Super signs say something profound and convene a multitude of ideas in a single icon

Britishness is boiled down into a red bus or post box. Francophilia is awakened by wooden shutters. Super signs can be remarkably mundane: pedestrian crossings saying ‘Walk/ Don’t Walk’ channel the dynamic essence of urban America. In a particularly brilliant campaign, the two Messrs Hua reinvigorated the soy sauce brand Chubang by plastering all its labelling and merchandise with the green chequered pattern found on restaurant tablecloths across China. The imagery provided an instant, visceral recall of good times, good food, and good company. “It even caused some consumers to salivate,” Hua told the UCL audience. Certainly, it whetted the appetite: the book left me wondering how many more super signs are lurking about our lives, just waiting for clever marketers to sniff them out. The keys to commercial success are often right under your nose. Ben Walker is editor-at-large of Dialogue

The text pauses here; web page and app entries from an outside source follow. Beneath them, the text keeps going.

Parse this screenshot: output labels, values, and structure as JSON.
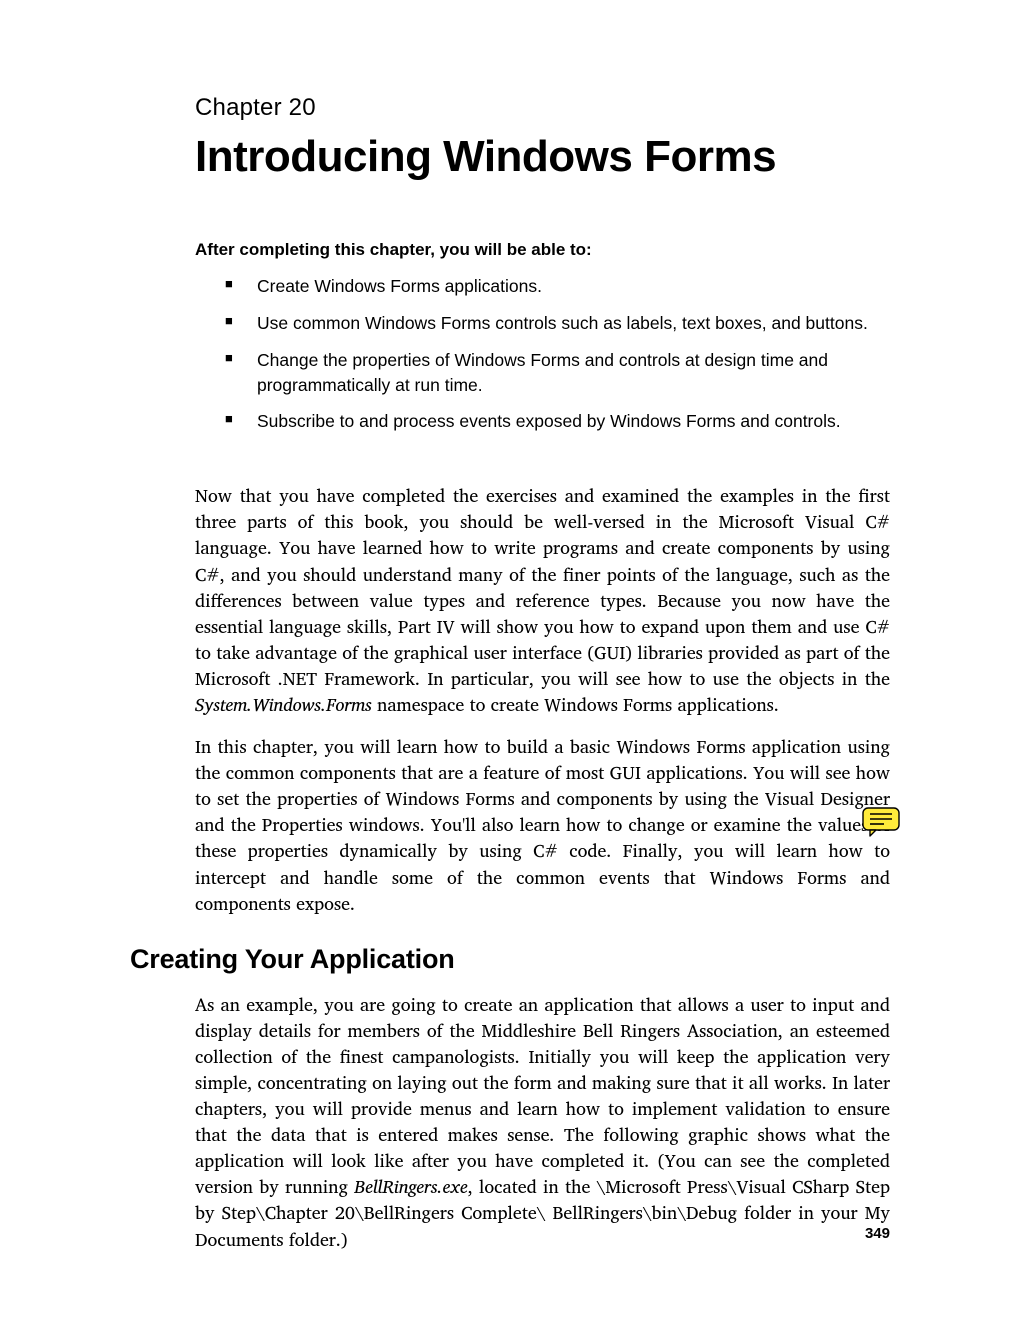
{
  "chapter_label": "Chapter 20",
  "chapter_title": "Introducing Windows Forms",
  "objectives_intro": "After completing this chapter, you will be able to:",
  "objectives": [
    "Create Windows Forms applications.",
    "Use common Windows Forms controls such as labels, text boxes, and buttons.",
    "Change the properties of Windows Forms and controls at design time and programmatically at run time.",
    "Subscribe to and process events exposed by Windows Forms and controls."
  ],
  "para1_pre": "Now that you have completed the exercises and examined the examples in the first three parts of this book, you should be well-versed in the Microsoft Visual C# language. You have learned how to write programs and create components by using C#, and you should understand many of the finer points of the language, such as the differences between value types and reference types. Because you now have the essential language skills, Part IV will show you how to expand upon them and use C# to take advantage of the graphical user interface (GUI) libraries provided as part of the Microsoft .NET Framework. In particular, you will see how to use the objects in the ",
  "para1_italic": "System.Windows.Forms",
  "para1_post": " namespace to create Windows Forms applications.",
  "para2": "In this chapter, you will learn how to build a basic Windows Forms application using the common components that are a feature of most GUI applications. You will see how to set the properties of Windows Forms and components by using the Visual Designer and the Properties windows. You'll also learn how to change or examine the values of these properties dynamically by using C# code. Finally, you will learn how to intercept and handle some of the common events that Windows Forms and components expose.",
  "section_heading": "Creating Your Application",
  "para3_pre": "As an example, you are going to create an application that allows a user to input and display details for members of the Middleshire Bell Ringers Association, an esteemed collection of the finest campanologists. Initially you will keep the application very simple, concentrating on laying out the form and making sure that it all works. In later chapters, you will provide menus and learn how to implement validation to ensure that the data that is entered makes sense. The following graphic shows what the application will look like after you have completed it. (You can see the completed version by running ",
  "para3_italic": "BellRingers.exe",
  "para3_post": ", located in the \\Microsoft Press\\Visual CSharp Step by Step\\Chapter 20\\BellRingers Complete\\ BellRingers\\bin\\Debug folder in your My Documents folder.)",
  "page_number": "349",
  "note_icon_name": "note-icon"
}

Struggling to focus? Forest could help, writes Perry Timms Are you a smartphone addict? The average user checks their phone 63 times a day; 86% of us will check a phone whilst with family and friends. Only 30% of us claim to have successfully made changes to control our usage. So how about an app that helps boost your productivity by improving your focus, penalizing excessive checking, and creating a sense of achievement? Forest is that app. It adopts the Pomodoro Technique, using a timer to break work into regular intervals, which helps users commit to focusing on other tasks and stay away from all the Dialogue Q1 2020

distractions offered by a phone. The key to this approach is that it helps reinforce sustained periods of focus while also creating regular breaks, which help ensure that you can complete your work efficiently. The twist is that Forest creates a virtual tree that grows as time passes: if you touch the phone before the task session is complete, the tree dies. Sustained concentration is rewarded by seeing your very own forest grow. What’s more, you can turn that into real-world growth: the Forest team partners with a tree-planting organization,

Trees for the Future, to plant real trees when users spend the virtual coins they have earned in the app. Productivity enhancement, a cure for smartphone addiction and a contribution to planting real trees? Forest is a ‘triple bottom line’ app if ever there was one.

— www.forestapp.cc — Perry Timms is an independent HR/OD practitioner and CIPD adviser on social media and engagement. Follow him on Twitter @PerryTimms